Maurice Bernard Sendak ( June 10, 1928 – May 8, 2012) was an American illustrator and writer of children’s books. He became widely known for his book Where the Wild Things Are, first published in 1963. Born to Jewish-Polish parents, his childhood was affected by the death of many of his family members during the Holocaust. Besides Where the Wild Things Are, Sendak also wrote works such as In the Night Kitchen, Outside Over There, and illustrated many works by other authors including the Little Bear books by Else Holmelund Minarik.
Sendak gained international acclaim after writing and illustrating Where the Wild Things Are, edited by Ursula Nordstrom at Harper & Row. It features Max, a boy who “rages against his mother for being sent to bed without any supper”. The book’s depictions of fanged monsters concerned some parents when it was first published, as his characters were somewhat grotesque in appearance. Before Where the Wild Things Are, Sendak was best known for illustrating Else Holmelund Minarik’s Little Bear series of books.
Sendak mentioned in a September 2008 article in The New York Times that he was gay and had lived with his partner, psychoanalyst Eugene Glynn, for 50 years before Glynn’s death in May 2007. Revealing that he never told his parents, he said, “All I wanted was to be straight so my parents could be happy. They never, never, never knew.” Sendak’s relationship with Glynn had been mentioned by other writers before (e.g., Tony Kushner in 2003) and Glynn’s 2007 death notice had identified Sendak as his “partner of fifty years”.After his partner’s death, Sendak donated $1 million to the Jewish Board of Family and Children’s Services in memory of Glynn who had treated young people there. The gift will name a clinic for Glynn.
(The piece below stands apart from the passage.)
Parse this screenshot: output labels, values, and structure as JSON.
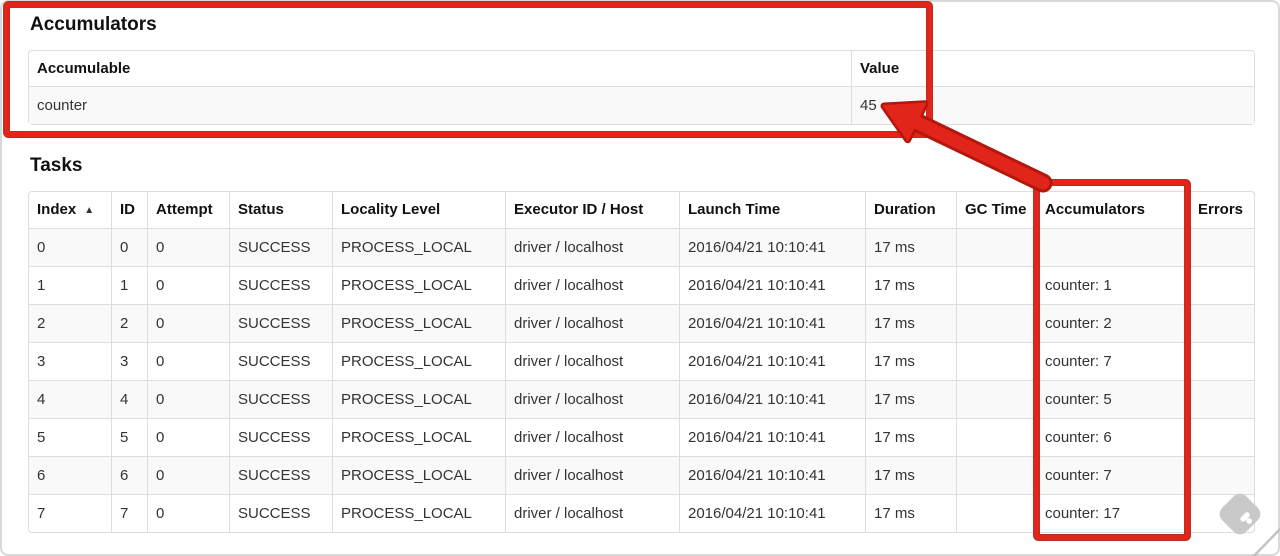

Sendak was an atheist. In a 2011 interview, he stated that he did not believe in God and explained that he felt that religion, and belief in God, “must have made life much easier [for some religious friends of his]. It’s harder for us non-believers.”
Sendak died on May 8, 2012, at age 83, in Danbury, Connecticut, at Danbury Hospital, from complications of a stroke, less than a month before his 84th birthday. His remains were cremated.
The New York Times obituary called Sendak “the most important children’s book artist of the 20th century.” Author Neil Gaiman remarked, “He was unique, grumpy, brilliant, wise, magical and made the world better by creating art in it.” Author R. L. Stine called Sendak’s death “a sad day in children’s books and for the world.”
Comedian Stephen Colbert, who interviewed Sendak in one of his last public appearances on his TV program The Colbert Report, said of the author: “We are all honored to have been briefly invited into his world.” Sendak’s appearance on a January 2012 episode of The Colbert Report saw him teach Colbert how to illustrate and provide a book blurb for Colbert’s own children’s book, I Am a Pole (And So Can You!), and the day that Sendak died was also the book’s official release date.
The 2012 season of Pacific Northwest Ballet’s The Nutcracker, for which Sendak designed the set, was dedicated to his memory.
On May 12, 2012, Nick Jr. hosted a 2-hour Little Bear marathon in his memory. The writer of the series Else Holmelund Minarik would die herself only two months later on July 12, 2012, at the age of 91.
His final book, Bumble-Ardy, was published eight months before his death. A posthumous picture book, titled My Brother’s Book, was published in February 2013.
The film Her was dedicated in memory of him and Where the Wild Things Are co-star James Gandolfini. The film was directed by Spike Jonze, who also directed the motion picture adaptation of Where the Wild Things Are.